More and more car makers understand that “digital” will bring profound change to the industry. Audi chairman Rupert Stadler recently said at CES Asia in Shanghai:
“We are experiencing a digital revolution that is having a faster and stronger impact than the industrial revolution. This is the new normal. It will not stop.”
The challenge, though, is that the industry often sees connected cars as a linear extension of its legacy business model. This reminds me of how Nokia in 2007 saw the iPhone as competition for better phones. The trends – and history – point in a very different direction. The connected car will be a completely different ball game with new competitors and business models.
Connectivity opens the car to Internet companies, which create, deliver and capture value in completely new ways. Software already disrupted many industries. Today there are clear signs of how the encounter with the Internet can become a catch 22 for the car industry as well.
A smartphone accessory on wheels
Car makers are busy adding connectivity to their cars. Software companies take a very different approach – they instead focus on people, “the connected driver”.
For software companies it’s not about connecting the driver to the car. It’s about keeping drivers connected to their digital lives through their smartphones. Google’s Android Auto, Apple’s CarPay and numerous startups like Automatic, Carvoyant, Navdy, Vinli, Dash, WayRay, Zubie and many others work to turn the car into a smartphone accessory on wheels.
Google’s Fabian Tamp says in the video introducing Android Auto to developers:
“Your car is by far the most complicated accessory we’ve ever attached to an Android phone.”
On that rare occasion Apple agrees with Google:
“The accessory ‘Toyota’ uses an app you do not have installed”
The strategy seems to be working pretty well for Google and Apple. Joanna Stern writes in the Wall Street Journal:
“After a week cruising around with Android Auto, I’m convinced this is the future of in-dash technology. Taking the software design out of the hands of car makers and putting it in the hands of phone makers should have happened long ago.”
Developers: From podcasts to disrupting after-sale services
Apple, Google and startups like Automatic and Carvoyant bring proven app paradigms together with legions of developers to the service of the drivers. [tweetable]The goal is to turn the car into a platform allowing startups to experiment with new use cases[/tweetable] and business models.
VisionMobile surveyed 4,000+ Internet of Things developers for our IoT Developer and Platform Landscape 2015 report. It turns out that 61% of connected car developers make apps for Google’s Android Auto or plan to do so, versus 50% for Apple’s CarPlay. Compare that with 22% of developers pinning their hopes on the car-maker-friendly MirrorLink platform.
[tweetable]These are still the early days of the connected car developer ecosystem[/tweetable]. Developers are still experimenting with a wide range of car-specific use cases: From listening to podcasts, expense reporting and teen driving to trying to disrupt the most lucrative part of the car business – after-sale services.

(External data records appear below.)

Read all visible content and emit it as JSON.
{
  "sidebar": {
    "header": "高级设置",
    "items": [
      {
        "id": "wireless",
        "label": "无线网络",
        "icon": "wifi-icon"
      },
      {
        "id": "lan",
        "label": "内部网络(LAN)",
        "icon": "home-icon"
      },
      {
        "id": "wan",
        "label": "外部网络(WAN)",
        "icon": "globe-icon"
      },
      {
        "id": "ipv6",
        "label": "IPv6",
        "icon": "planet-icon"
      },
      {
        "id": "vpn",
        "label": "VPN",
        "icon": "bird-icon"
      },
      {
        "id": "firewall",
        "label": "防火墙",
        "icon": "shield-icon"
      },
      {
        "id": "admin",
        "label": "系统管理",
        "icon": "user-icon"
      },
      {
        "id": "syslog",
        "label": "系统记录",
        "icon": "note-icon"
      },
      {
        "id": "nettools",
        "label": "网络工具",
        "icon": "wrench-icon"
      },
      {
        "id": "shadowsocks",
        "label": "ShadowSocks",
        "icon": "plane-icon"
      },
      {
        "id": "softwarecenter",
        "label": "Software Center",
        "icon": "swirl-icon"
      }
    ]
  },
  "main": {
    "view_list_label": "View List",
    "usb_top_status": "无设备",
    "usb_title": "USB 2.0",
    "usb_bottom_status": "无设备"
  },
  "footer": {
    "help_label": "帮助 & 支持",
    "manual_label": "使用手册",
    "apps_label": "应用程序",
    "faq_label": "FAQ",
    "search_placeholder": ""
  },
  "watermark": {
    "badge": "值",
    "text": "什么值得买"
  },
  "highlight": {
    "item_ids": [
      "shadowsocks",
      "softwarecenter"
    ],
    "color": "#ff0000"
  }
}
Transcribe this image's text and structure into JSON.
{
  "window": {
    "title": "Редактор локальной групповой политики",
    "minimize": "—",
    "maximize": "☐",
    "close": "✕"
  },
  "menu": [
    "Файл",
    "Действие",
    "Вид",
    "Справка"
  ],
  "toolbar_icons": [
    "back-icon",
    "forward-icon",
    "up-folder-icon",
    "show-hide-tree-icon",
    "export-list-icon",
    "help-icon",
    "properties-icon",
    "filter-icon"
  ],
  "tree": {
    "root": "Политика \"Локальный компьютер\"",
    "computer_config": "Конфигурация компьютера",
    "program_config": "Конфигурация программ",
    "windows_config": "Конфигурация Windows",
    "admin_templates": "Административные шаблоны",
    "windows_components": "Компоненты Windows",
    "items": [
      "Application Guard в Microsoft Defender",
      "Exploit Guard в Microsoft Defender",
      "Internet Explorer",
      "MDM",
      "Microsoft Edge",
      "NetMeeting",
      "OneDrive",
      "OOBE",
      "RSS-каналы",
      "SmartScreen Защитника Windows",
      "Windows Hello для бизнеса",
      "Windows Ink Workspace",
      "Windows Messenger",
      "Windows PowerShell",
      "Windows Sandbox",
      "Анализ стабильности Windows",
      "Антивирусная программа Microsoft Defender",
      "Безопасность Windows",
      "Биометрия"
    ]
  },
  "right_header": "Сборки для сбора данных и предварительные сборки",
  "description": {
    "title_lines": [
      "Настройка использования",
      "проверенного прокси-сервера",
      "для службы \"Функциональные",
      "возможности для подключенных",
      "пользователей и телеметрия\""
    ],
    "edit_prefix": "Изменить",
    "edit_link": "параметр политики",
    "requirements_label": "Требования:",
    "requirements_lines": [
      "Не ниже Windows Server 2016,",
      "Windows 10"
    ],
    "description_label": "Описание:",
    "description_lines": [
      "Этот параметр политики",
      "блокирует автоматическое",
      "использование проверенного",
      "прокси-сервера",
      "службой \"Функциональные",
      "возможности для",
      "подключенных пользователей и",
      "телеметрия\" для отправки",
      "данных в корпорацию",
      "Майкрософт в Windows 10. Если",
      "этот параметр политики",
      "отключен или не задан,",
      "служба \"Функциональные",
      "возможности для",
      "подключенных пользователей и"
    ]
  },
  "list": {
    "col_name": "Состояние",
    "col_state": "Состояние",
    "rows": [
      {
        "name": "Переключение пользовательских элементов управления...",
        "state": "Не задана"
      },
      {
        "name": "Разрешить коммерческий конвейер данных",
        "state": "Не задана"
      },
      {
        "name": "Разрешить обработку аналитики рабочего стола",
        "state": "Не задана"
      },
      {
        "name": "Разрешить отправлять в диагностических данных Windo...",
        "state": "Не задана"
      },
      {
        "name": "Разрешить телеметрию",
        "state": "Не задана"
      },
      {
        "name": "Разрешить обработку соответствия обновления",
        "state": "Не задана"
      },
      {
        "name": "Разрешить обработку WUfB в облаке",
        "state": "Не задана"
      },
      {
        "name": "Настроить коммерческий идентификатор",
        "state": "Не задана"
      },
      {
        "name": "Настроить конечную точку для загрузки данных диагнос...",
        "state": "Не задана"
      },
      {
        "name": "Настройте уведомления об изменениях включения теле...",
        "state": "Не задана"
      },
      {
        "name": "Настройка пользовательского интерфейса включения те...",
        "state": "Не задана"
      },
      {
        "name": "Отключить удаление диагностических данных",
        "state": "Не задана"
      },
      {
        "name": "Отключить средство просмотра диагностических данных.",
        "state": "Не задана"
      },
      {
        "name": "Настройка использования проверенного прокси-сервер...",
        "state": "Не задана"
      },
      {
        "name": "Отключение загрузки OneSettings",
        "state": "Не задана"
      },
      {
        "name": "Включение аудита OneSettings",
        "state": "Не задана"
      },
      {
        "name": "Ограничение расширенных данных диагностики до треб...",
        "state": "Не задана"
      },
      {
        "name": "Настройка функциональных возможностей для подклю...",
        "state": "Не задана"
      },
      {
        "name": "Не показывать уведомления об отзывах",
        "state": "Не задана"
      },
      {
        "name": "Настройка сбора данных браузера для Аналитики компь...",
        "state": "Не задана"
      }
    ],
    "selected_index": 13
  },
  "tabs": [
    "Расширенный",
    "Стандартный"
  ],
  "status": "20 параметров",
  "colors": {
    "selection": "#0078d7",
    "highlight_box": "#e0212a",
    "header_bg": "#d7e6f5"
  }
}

[tweetable]Dealing with repair shops and dealerships is the most annoying part of car ownership experience[/tweetable]. A growing number of startups try to change that with the model of on-demand services, which works so well for Uber.
For example, YourMechanic in the US connects car owners with independent certified mechanics in their local neighborhood. The service helps you find the right mechanic at a fair price, pay for parts and services, and get your car fixed conveniently at your home or office. YourMechanic created an app for the Automatic app store that allows the service to collect real-time diagnostic information from your car, making the service much more useful.
The writing is on the wall
The writing is on the wall for the automotive industry. [tweetable]The connected car, as it turns out, is much more than adding connectivity to cars[/tweetable]. To compete in this new market car makers will need to learn how to think and act as a software company, leaving behind the comfort of their traditional business model.
Android Auto, CarPlay, Automatic, Carvoyant and other ecosystems are leading us to the future where the key purchase criterion for the car is not “what the car can do”, but “what you can do while in the car”. This is much like smartphones evolved from “what the phone can do” in the Nokia era to “what you can do with the phone” in the iPhone/Android era. It will be rather unfortunate, but predictable if car makers repeat Nokia’s mistakes.